Top of Data section

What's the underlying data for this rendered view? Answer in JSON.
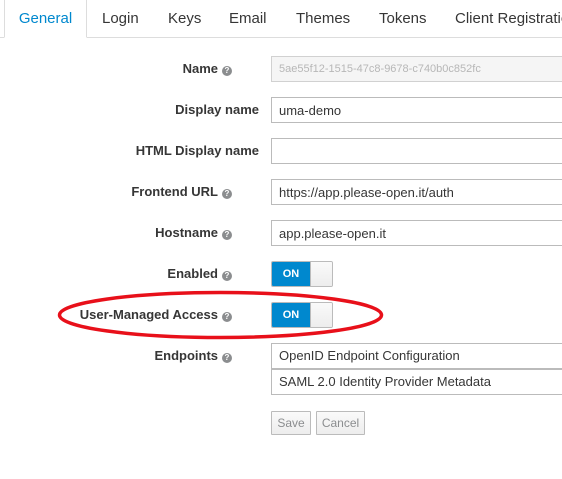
{
  "tabs": [
    {
      "label": "General",
      "active": true
    },
    {
      "label": "Login"
    },
    {
      "label": "Keys"
    },
    {
      "label": "Email"
    },
    {
      "label": "Themes"
    },
    {
      "label": "Tokens"
    },
    {
      "label": "Client Registration"
    }
  ],
  "form": {
    "name": {
      "label": "Name",
      "value": "5ae55f12-1515-47c8-9678-c740b0c852fc"
    },
    "display_name": {
      "label": "Display name",
      "value": "uma-demo"
    },
    "html_display_name": {
      "label": "HTML Display name",
      "value": ""
    },
    "frontend_url": {
      "label": "Frontend URL",
      "value": "https://app.please-open.it/auth"
    },
    "hostname": {
      "label": "Hostname",
      "value": "app.please-open.it"
    },
    "enabled": {
      "label": "Enabled",
      "state": "ON"
    },
    "uma": {
      "label": "User-Managed Access",
      "state": "ON"
    },
    "endpoints": {
      "label": "Endpoints",
      "items": [
        "OpenID Endpoint Configuration",
        "SAML 2.0 Identity Provider Metadata"
      ]
    }
  },
  "actions": {
    "save": "Save",
    "cancel": "Cancel"
  },
  "colors": {
    "accent": "#0088ce",
    "highlight": "#e8101a"
  }
}
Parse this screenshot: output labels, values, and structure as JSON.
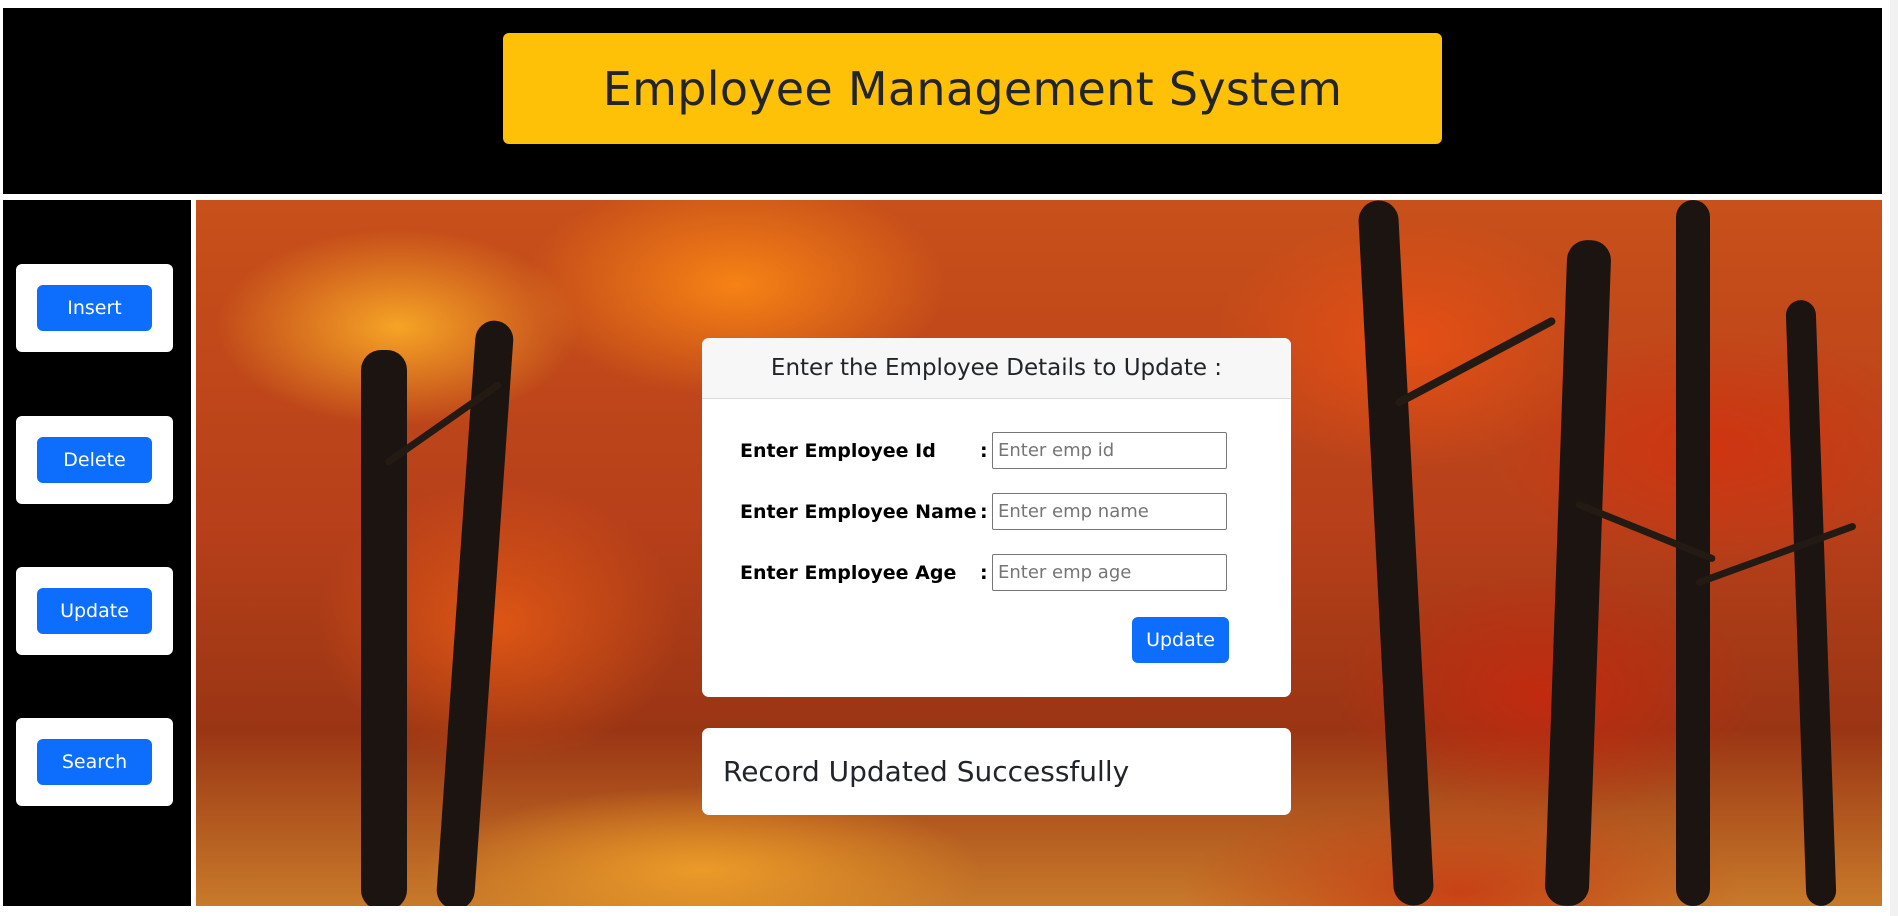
{
  "header": {
    "title": "Employee Management System"
  },
  "sidebar": {
    "items": [
      {
        "label": "Insert"
      },
      {
        "label": "Delete"
      },
      {
        "label": "Update"
      },
      {
        "label": "Search"
      }
    ]
  },
  "form": {
    "heading": "Enter the Employee Details to Update :",
    "fields": [
      {
        "label": "Enter Employee Id",
        "colon": ":",
        "placeholder": "Enter emp id",
        "value": ""
      },
      {
        "label": "Enter Employee Name",
        "colon": ":",
        "placeholder": "Enter emp name",
        "value": ""
      },
      {
        "label": "Enter Employee Age",
        "colon": ":",
        "placeholder": "Enter emp age",
        "value": ""
      }
    ],
    "submit_label": "Update"
  },
  "message": {
    "text": "Record Updated Successfully"
  },
  "colors": {
    "header_bg": "#000000",
    "title_bg": "#ffc107",
    "button_primary": "#0d6efd",
    "background_theme": "autumn-forest"
  }
}
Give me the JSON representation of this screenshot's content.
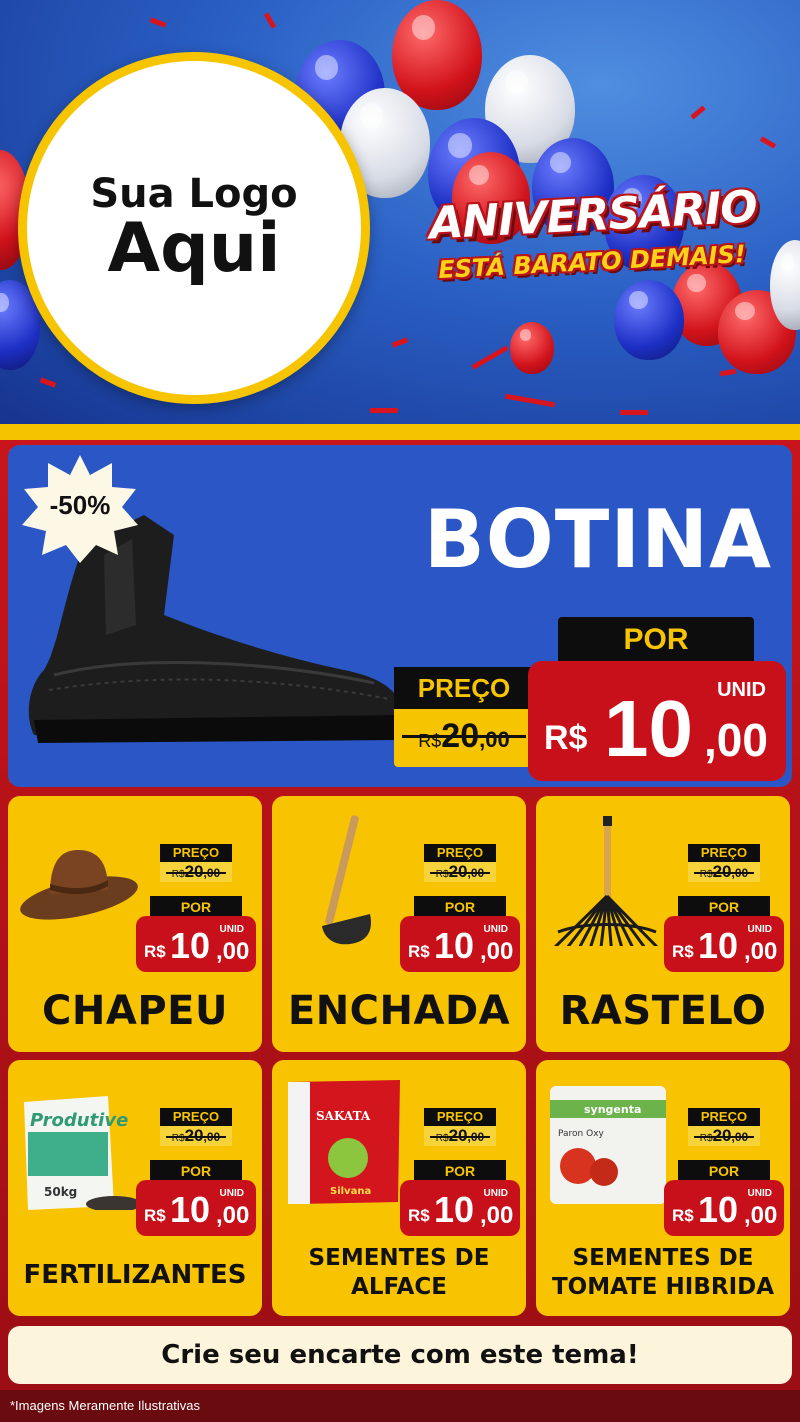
{
  "header": {
    "logo_line1": "Sua Logo",
    "logo_line2": "Aqui",
    "event_title": "ANIVERSÁRIO",
    "event_subtitle": "ESTÁ BARATO DEMAIS!"
  },
  "featured": {
    "name": "BOTINA",
    "discount_badge": "-50%",
    "old_price_label": "PREÇO",
    "old_price": {
      "currency": "R$",
      "integer": "20",
      "cents": ",00"
    },
    "new_price_label": "POR",
    "unit": "UNID",
    "new_price": {
      "currency": "R$",
      "integer": "10",
      "cents": ",00"
    }
  },
  "products": [
    {
      "name": "CHAPEU",
      "old_label": "PREÇO",
      "old_cur": "R$",
      "old_int": "20",
      "old_cents": ",00",
      "por": "POR",
      "unid": "UNID",
      "cur": "R$",
      "int": "10",
      "cents": ",00"
    },
    {
      "name": "ENCHADA",
      "old_label": "PREÇO",
      "old_cur": "R$",
      "old_int": "20",
      "old_cents": ",00",
      "por": "POR",
      "unid": "UNID",
      "cur": "R$",
      "int": "10",
      "cents": ",00"
    },
    {
      "name": "RASTELO",
      "old_label": "PREÇO",
      "old_cur": "R$",
      "old_int": "20",
      "old_cents": ",00",
      "por": "POR",
      "unid": "UNID",
      "cur": "R$",
      "int": "10",
      "cents": ",00"
    },
    {
      "name": "FERTILIZANTES",
      "old_label": "PREÇO",
      "old_cur": "R$",
      "old_int": "20",
      "old_cents": ",00",
      "por": "POR",
      "unid": "UNID",
      "cur": "R$",
      "int": "10",
      "cents": ",00",
      "package_brand": "Produtive",
      "package_weight": "50kg"
    },
    {
      "name_line1": "SEMENTES DE",
      "name_line2": "ALFACE",
      "old_label": "PREÇO",
      "old_cur": "R$",
      "old_int": "20",
      "old_cents": ",00",
      "por": "POR",
      "unid": "UNID",
      "cur": "R$",
      "int": "10",
      "cents": ",00",
      "package_brand": "SAKATA",
      "package_label": "Silvana"
    },
    {
      "name_line1": "SEMENTES DE",
      "name_line2": "TOMATE HIBRIDA",
      "old_label": "PREÇO",
      "old_cur": "R$",
      "old_int": "20",
      "old_cents": ",00",
      "por": "POR",
      "unid": "UNID",
      "cur": "R$",
      "int": "10",
      "cents": ",00",
      "package_brand": "syngenta",
      "package_label": "Paron Oxy"
    }
  ],
  "cta": "Crie seu encarte com este tema!",
  "disclaimer": "*Imagens Meramente Ilustrativas",
  "colors": {
    "header_blue": "#2a5fc4",
    "accent_yellow": "#f6c400",
    "price_red": "#c8101a",
    "background_red": "#c8151c"
  }
}
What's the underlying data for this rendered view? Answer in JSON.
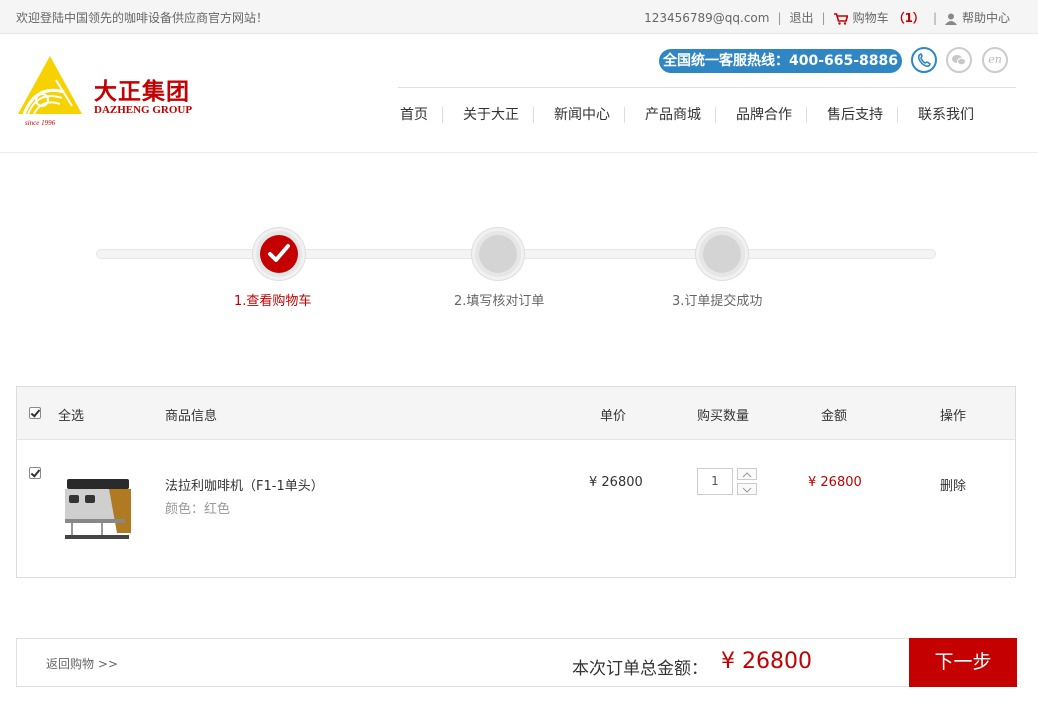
{
  "topbar": {
    "welcome": "欢迎登陆中国领先的咖啡设备供应商官方网站！",
    "email": "123456789@qq.com",
    "logout": "退出",
    "cart_label": "购物车",
    "cart_count": "（1）",
    "help": "帮助中心"
  },
  "header": {
    "brand_cn": "大正集团",
    "brand_en": "DAZHENG GROUP",
    "since": "since 1996",
    "hotline": "全国统一客服热线：400-665-8886",
    "en_label": "en",
    "nav": [
      "首页",
      "关于大正",
      "新闻中心",
      "产品商城",
      "品牌合作",
      "售后支持",
      "联系我们"
    ]
  },
  "steps": [
    {
      "label": "1.查看购物车",
      "active": true
    },
    {
      "label": "2.填写核对订单",
      "active": false
    },
    {
      "label": "3.订单提交成功",
      "active": false
    }
  ],
  "cart": {
    "headers": {
      "select_all": "全选",
      "product": "商品信息",
      "unit_price": "单价",
      "quantity": "购买数量",
      "amount": "金额",
      "action": "操作"
    },
    "items": [
      {
        "name": "法拉利咖啡机（F1-1单头）",
        "spec": "颜色：红色",
        "unit_price": "¥ 26800",
        "quantity": "1",
        "amount": "¥ 26800",
        "action": "删除"
      }
    ]
  },
  "footer": {
    "back": "返回购物 >>",
    "total_label": "本次订单总金额：",
    "total_value": "¥ 26800",
    "next": "下一步"
  },
  "colors": {
    "accent": "#c40000",
    "hotline_blue": "#2f86c3"
  }
}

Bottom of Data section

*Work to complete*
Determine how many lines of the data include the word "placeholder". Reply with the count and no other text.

*Problem solution*
3